updated 05:30 pm EDT, Sat May 19, 2012
Apple may help achieve hat-trick of import bans
On the heels of an appeals court win that suggested that Samsung should have been barred from selling its copycat Galaxy Tab 10.1 from the get-go, Apple has now filed a motion for a new injunction against the tablet asking it to be pulled from US shelves. The two companies are scheduled to begin high-level settlement talks on Monday, but should they fail the new injunction request could be ruled on as early as June 7.
Apple won a similar ban in Germany on the original Galaxy Tab 10.1, forcing Samsung to make design changes that were judged sufficiently different to be able to avoid the injunction. That resulting product, the Galaxy Tab 10.1N, is not sold in the US and most other countries. There are already ITC US import bans in place against two of HTC's phones and some of Motorola's Android devices.

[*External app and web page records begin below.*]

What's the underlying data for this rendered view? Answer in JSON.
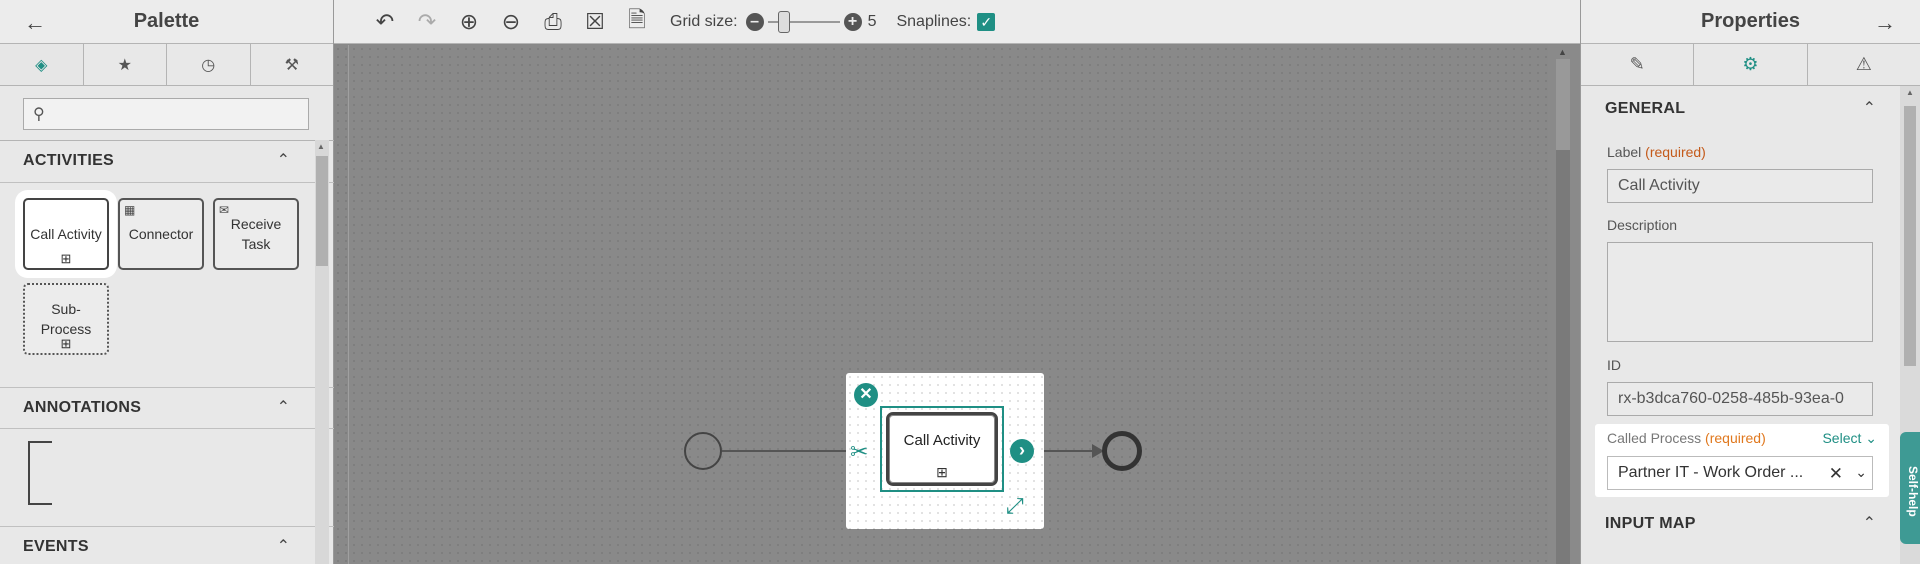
{
  "palette": {
    "title": "Palette",
    "back_icon": "arrow-left-icon",
    "tabs": [
      {
        "icon": "shapes-icon",
        "active": true
      },
      {
        "icon": "star-icon",
        "active": false
      },
      {
        "icon": "clock-icon",
        "active": false
      },
      {
        "icon": "wrench-icon",
        "active": false
      }
    ],
    "search_placeholder": "",
    "sections": {
      "activities": {
        "title": "ACTIVITIES",
        "items": [
          {
            "label": "Call Activity"
          },
          {
            "label": "Connector"
          },
          {
            "label": "Receive Task"
          },
          {
            "label": "Sub-Process"
          }
        ]
      },
      "annotations": {
        "title": "ANNOTATIONS"
      },
      "events": {
        "title": "EVENTS"
      }
    }
  },
  "toolbar": {
    "grid_size_label": "Grid size:",
    "grid_size_value": "5",
    "snaplines_label": "Snaplines:",
    "snaplines_checked": true
  },
  "canvas": {
    "selected_task_label": "Call Activity"
  },
  "properties": {
    "title": "Properties",
    "forward_icon": "arrow-right-icon",
    "tabs": [
      {
        "icon": "pencil-icon",
        "active": false
      },
      {
        "icon": "gear-icon",
        "active": true
      },
      {
        "icon": "warning-icon",
        "active": false
      }
    ],
    "general_title": "GENERAL",
    "label_label": "Label",
    "required_text": "(required)",
    "label_value": "Call Activity",
    "description_label": "Description",
    "id_label": "ID",
    "id_value": "rx-b3dca760-0258-485b-93ea-0",
    "called_process_label": "Called Process",
    "select_link": "Select",
    "called_process_value": "Partner IT - Work Order ...",
    "input_map_title": "INPUT MAP",
    "self_help": "Self-help"
  },
  "colors": {
    "accent": "#1f8f84",
    "required": "#c45a1a"
  }
}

Apple won the reversal on Tuesday, which vacated Judge Lucy Koh's original ruling that there was no merit to Apple's copyright complaint regarding the iPad (the ruling on the iPhone portion of the case was left intact). Indeed, one of the three judges in the appeal, Circuit Judge Kathleen O'Malley, went so far as to issue a dissenting opinion from the other judges, saying that Apple should be granted an immediate injunction, and that Apple has been harmed by Samsung being allowed to sell the Galaxy Tab 10.1, according to patent court observer Florian Mueller.
The other two judges said simply that the matter should go back to the original court for review, since Judge Koh had never ruled on the iPad design patent (since it had previously been deemed invalid). Judge Koh is currently overseeing the settlement talks between Apple and Samsung, and will not take action on the matter until those talks are completed. Should those talks fail to produce a settlement, Samsung has until May 25th to produce a response to the injunction request, and Judge Koh may schedule it for June 7, the same date a separate injunction request against the Galaxy Nexus is scheduled to be heard.

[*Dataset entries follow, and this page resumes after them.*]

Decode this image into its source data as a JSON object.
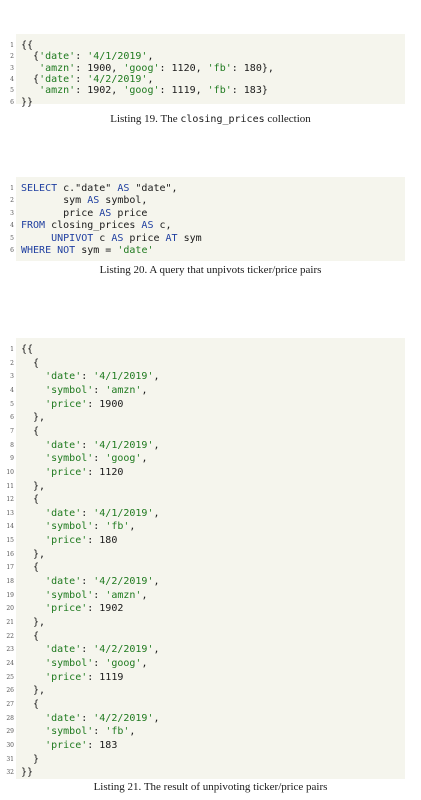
{
  "listings": [
    {
      "caption_prefix": "Listing 19.",
      "caption_parts": [
        "The ",
        "closing_prices",
        " collection"
      ],
      "lines": [
        "{{",
        "  {'date': '4/1/2019',",
        "   'amzn': 1900, 'goog': 1120, 'fb': 180},",
        "  {'date': '4/2/2019',",
        "   'amzn': 1902, 'goog': 1119, 'fb': 183}",
        "}}"
      ]
    },
    {
      "caption_prefix": "Listing 20.",
      "caption_parts": [
        "A query that unpivots ticker/price pairs"
      ],
      "lines": [
        "SELECT c.\"date\" AS \"date\",",
        "       sym AS symbol,",
        "       price AS price",
        "FROM closing_prices AS c,",
        "     UNPIVOT c AS price AT sym",
        "WHERE NOT sym = 'date'"
      ]
    },
    {
      "caption_prefix": "Listing 21.",
      "caption_parts": [
        "The result of unpivoting ticker/price pairs"
      ],
      "lines": [
        "{{",
        "  {",
        "    'date': '4/1/2019',",
        "    'symbol': 'amzn',",
        "    'price': 1900",
        "  },",
        "  {",
        "    'date': '4/1/2019',",
        "    'symbol': 'goog',",
        "    'price': 1120",
        "  },",
        "  {",
        "    'date': '4/1/2019',",
        "    'symbol': 'fb',",
        "    'price': 180",
        "  },",
        "  {",
        "    'date': '4/2/2019',",
        "    'symbol': 'amzn',",
        "    'price': 1902",
        "  },",
        "  {",
        "    'date': '4/2/2019',",
        "    'symbol': 'goog',",
        "    'price': 1119",
        "  },",
        "  {",
        "    'date': '4/2/2019',",
        "    'symbol': 'fb',",
        "    'price': 183",
        "  }",
        "}}"
      ]
    }
  ]
}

The rulings are not expected to have much impact on either Apple's or Samsung's overall sales, but do clarify Apple's design rights -- and so far, the iPad maker has been largely successful in putting pressure on Android firms to redesign their products to be distinct from Apple's. Regardless of how the rest of the case goes, a redesign of the Galaxy Tab 10.1 to avoid Apple patents is likely. [via Florian Mueller]
iPad (top) vs. Galaxy Tab 10.1N (bottom)